Depigmentation of skin+steroid injection

Sunless tanning preparations may be used to darken the vitiligo a more acceptable color. These will cover small areas of vitiligo well. Micropigmentation (tattooing) is rarely recommended. It works best for the lip area, particularly in people with dark skin; however, it is difficult to perfectly match the skin, and tends to look worse over time. For loss of pigment over more than half of the exposed areas of the body, depigmentation therapy can be considered. This is the permanent (or nearly permanent) bleaching out of all pigmentation. The remaining skin will be an even white color, which can then be covered with the cosmetics.

Hyper-pigmentation and congenital pigment spots. Moles, or birthmarks, represent a congenital abnormality of development of the skin. They have the appearance of small or large spots, not raised, and sometimes slightly or even considerably elevated above the surface of the skin; sometimes they resemble warts, are often covered with hair. Color pigmented birthmarks can vary from light brown to dark brown, brown and black-brown with a variety of shades. Birthmarks are not always detected immediately after birth – they can appear during puberty and even later and there are no changes throughout life. However, they may slowly increase.

In October 1992, a scientific report was published of successfully transplanting melanocytes to vitiligo affected areas, effectively re-pigmenting the region. [42] The procedure involved taking a thin layer of pigmented skin from the patient's gluteal region. Melanocytes were then separated out to a cellular suspension that was expanded in culture. The area to be treated was then denuded with a dermabrader and the melanocytes graft applied. Between 70 and 85 percent of patients experienced nearly complete repigmentation of their skin. The longevity of the repigmentation differed from person to person. [43] By now, several transplantation techniques have been developed, including transplantation of melanocyte precursors derived from hair follicles. Transplantation procedures are frequently used to treat segmental vitiligo which is poorly responsive to other types of treatment. In non-segmental vitiligo, success is achieved when treating patches that are not expanding (so called stable vitiligo).

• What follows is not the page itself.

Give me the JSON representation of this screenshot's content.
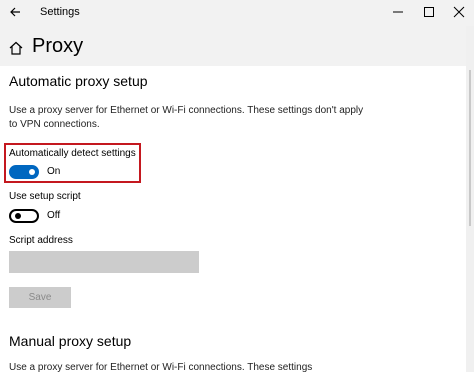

Depigmentation of skin+steroid injection

depigmentation of skin+steroid injection


depigmentation of skin+steroid injectiondepigmentation of skin+steroid injectiondepigmentation of skin+steroid injectiondepigmentation of skin+steroid injectiondepigmentation of skin+steroid injection